(Data supplied begins)
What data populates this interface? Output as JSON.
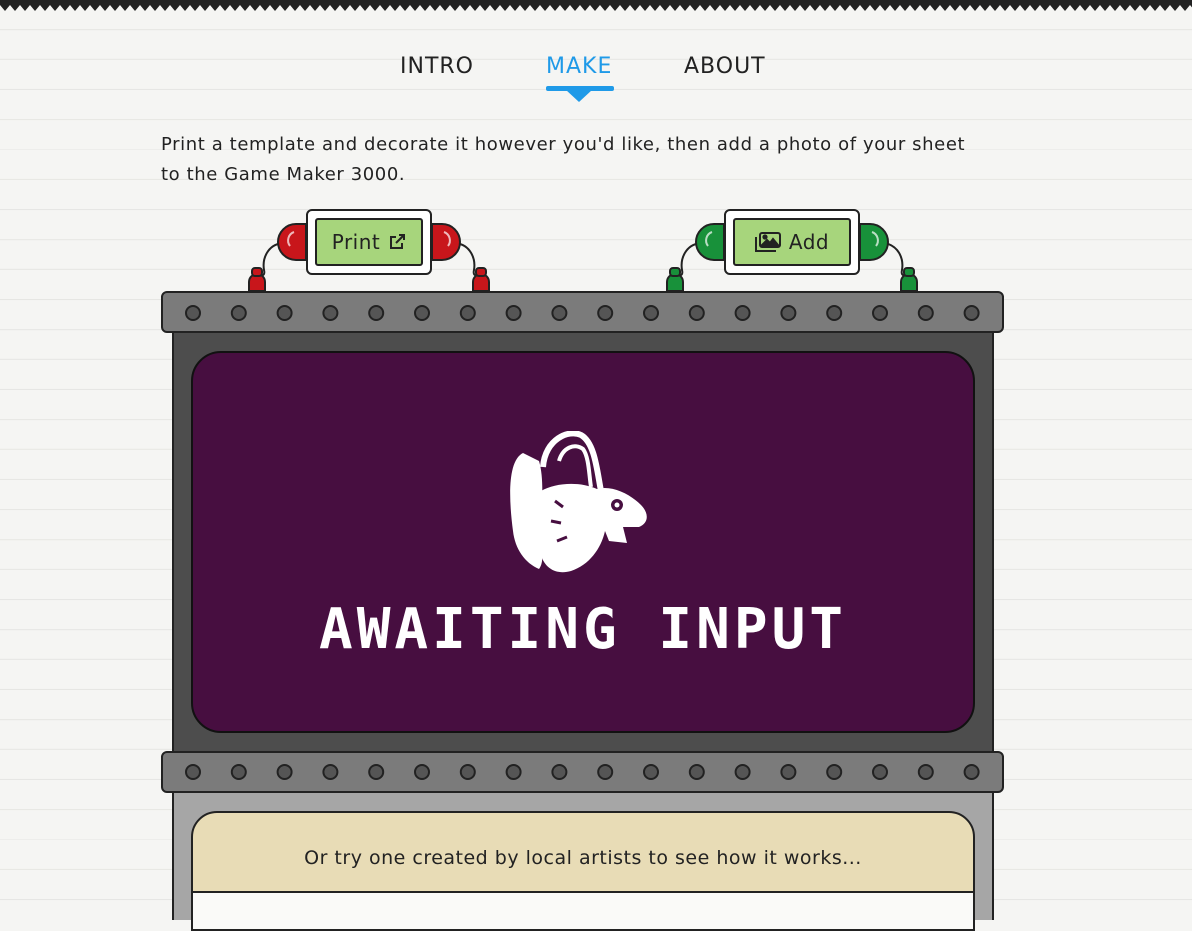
{
  "nav": {
    "items": [
      {
        "label": "INTRO",
        "active": false
      },
      {
        "label": "MAKE",
        "active": true
      },
      {
        "label": "ABOUT",
        "active": false
      }
    ],
    "active_color": "#1f9ae8"
  },
  "intro": {
    "text": "Print a template and decorate it however you'd like, then add a photo of your sheet to the Game Maker 3000."
  },
  "buttons": {
    "print_label": "Print",
    "print_icon": "external-link-icon",
    "add_label": "Add",
    "add_icon": "images-icon"
  },
  "screen": {
    "status_text": "AWAITING INPUT",
    "mascot": "squirrel-icon",
    "background_color": "#470e40"
  },
  "gallery": {
    "prompt": "Or try one created by local artists to see how it works..."
  },
  "colors": {
    "button_green": "#a7d57c",
    "lamp_red": "#c8161b",
    "lamp_green": "#18913a",
    "gallery_bg": "#e8dcb6"
  }
}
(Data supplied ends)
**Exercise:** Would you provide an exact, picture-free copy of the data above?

**Written response:**
What data populates this interface? Output as JSON.
{
  "nav": {
    "items": [
      {
        "label": "INTRO",
        "active": false
      },
      {
        "label": "MAKE",
        "active": true
      },
      {
        "label": "ABOUT",
        "active": false
      }
    ],
    "active_color": "#1f9ae8"
  },
  "intro": {
    "text": "Print a template and decorate it however you'd like, then add a photo of your sheet to the Game Maker 3000."
  },
  "buttons": {
    "print_label": "Print",
    "print_icon": "external-link-icon",
    "add_label": "Add",
    "add_icon": "images-icon"
  },
  "screen": {
    "status_text": "AWAITING INPUT",
    "mascot": "squirrel-icon",
    "background_color": "#470e40"
  },
  "gallery": {
    "prompt": "Or try one created by local artists to see how it works..."
  },
  "colors": {
    "button_green": "#a7d57c",
    "lamp_red": "#c8161b",
    "lamp_green": "#18913a",
    "gallery_bg": "#e8dcb6"
  }
}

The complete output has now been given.